without receiving all the world has to offer.

But if the real meaning of life is to be in union with God,
if death cannot threaten this,
then we are no longer in need of such thinking.
Indeed, to engage in such thinking is to give death back the power it does not have.
We see life as a process of accumulation instead of growing toward God.
In reflecting upon death, we cannot help but reflect
upon what we truly believe our life is all about,
and what we truly believe about God.

This is, of course, not the only thing we could say about death.
We might think about how death really is a gift to us,
in that death curbs the evil that human beings can do.
Can we imagine a world in which Fidel Castro, for example, was immortal?
Part of the plot in the Harry Potter series of books
is that Lord Voldemort has cheated death by splitting his soul into seven,
so that it makes him infinitely hard to kill.
The evil he may do is utterly unlimited,
unless the objects in which he has stored parts of his life are destroyed,
so that he finally may die, and his evil with him.
When he dies, then the spell of fear which he has cast over many is dispelled.
And for us who do not worship the darkness,
to realize that we will die is to embrace the faith
that there will come a time in which we can no longer sin,
in which our love for God will not be marred
by death-fearing inclinations and behavior.
Death becomes our liberation.

There are, of course, many more things to say or think about.
But perhaps it is good to end with that same passage which is read at funerals.
‘Those who believe in me, though they die, will live,
and those who live and believe in me will never die.’
It is through Christ that death becomes not an object of fear,
but an object of curiosity,
not a God, but a thing to be viewed in the light of God and his love.
We do not approach death by ourselves, but with Christ,
clothed in his life, robed in his love.
And we do not do battle with death,
but it is Christ who has battled death for us,
and who is victorious, so that when our death comes,
it is no longer the end of anything,
but, as Dietrich Bonhoeffer put it in a poem he wrote in prison,
a ‘station on the way to freedom.’

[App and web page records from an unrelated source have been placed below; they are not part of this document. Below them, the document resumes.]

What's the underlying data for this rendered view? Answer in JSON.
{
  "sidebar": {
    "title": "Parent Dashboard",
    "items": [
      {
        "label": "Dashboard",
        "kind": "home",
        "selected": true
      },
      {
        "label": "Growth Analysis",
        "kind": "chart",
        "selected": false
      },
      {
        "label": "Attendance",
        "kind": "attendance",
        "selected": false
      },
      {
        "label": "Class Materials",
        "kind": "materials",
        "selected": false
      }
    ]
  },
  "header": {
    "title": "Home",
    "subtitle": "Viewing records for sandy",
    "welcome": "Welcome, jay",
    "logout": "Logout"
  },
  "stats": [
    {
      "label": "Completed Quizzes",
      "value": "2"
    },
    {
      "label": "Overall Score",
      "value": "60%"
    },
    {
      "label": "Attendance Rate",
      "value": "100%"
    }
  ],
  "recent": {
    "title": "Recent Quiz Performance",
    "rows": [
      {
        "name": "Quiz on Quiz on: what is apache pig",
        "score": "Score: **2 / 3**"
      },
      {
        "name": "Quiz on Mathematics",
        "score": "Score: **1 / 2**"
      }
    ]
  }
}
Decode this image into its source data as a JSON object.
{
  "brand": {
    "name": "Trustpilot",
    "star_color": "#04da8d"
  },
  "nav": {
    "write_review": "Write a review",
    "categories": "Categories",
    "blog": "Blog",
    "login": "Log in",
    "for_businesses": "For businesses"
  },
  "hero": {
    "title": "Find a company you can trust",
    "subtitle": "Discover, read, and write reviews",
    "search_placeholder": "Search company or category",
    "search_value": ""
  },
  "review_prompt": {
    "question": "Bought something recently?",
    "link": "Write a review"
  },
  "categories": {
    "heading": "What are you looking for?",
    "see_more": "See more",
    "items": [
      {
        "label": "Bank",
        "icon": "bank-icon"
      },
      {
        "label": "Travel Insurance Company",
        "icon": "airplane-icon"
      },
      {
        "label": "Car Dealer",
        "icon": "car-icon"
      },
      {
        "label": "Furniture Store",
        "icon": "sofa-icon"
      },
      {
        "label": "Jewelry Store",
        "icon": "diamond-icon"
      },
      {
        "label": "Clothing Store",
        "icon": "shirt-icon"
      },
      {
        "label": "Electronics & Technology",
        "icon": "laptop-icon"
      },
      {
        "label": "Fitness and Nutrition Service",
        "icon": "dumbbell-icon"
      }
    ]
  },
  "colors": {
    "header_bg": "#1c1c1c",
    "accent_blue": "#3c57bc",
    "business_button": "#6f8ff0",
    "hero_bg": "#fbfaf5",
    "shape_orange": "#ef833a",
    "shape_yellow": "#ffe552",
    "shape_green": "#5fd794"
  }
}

‘Come now, highest of feasts on the way to freedom eternal,
Death, lay down your ponderous chains and earthen enclosures
walls that deceive our souls and fetter our mortal bodies,
that we might at last behold what here we are hindered from seeing.
Freedom, long have we sought you through discipline, actions and suffering.

Dying, now we discern in the countenance of God your own face.’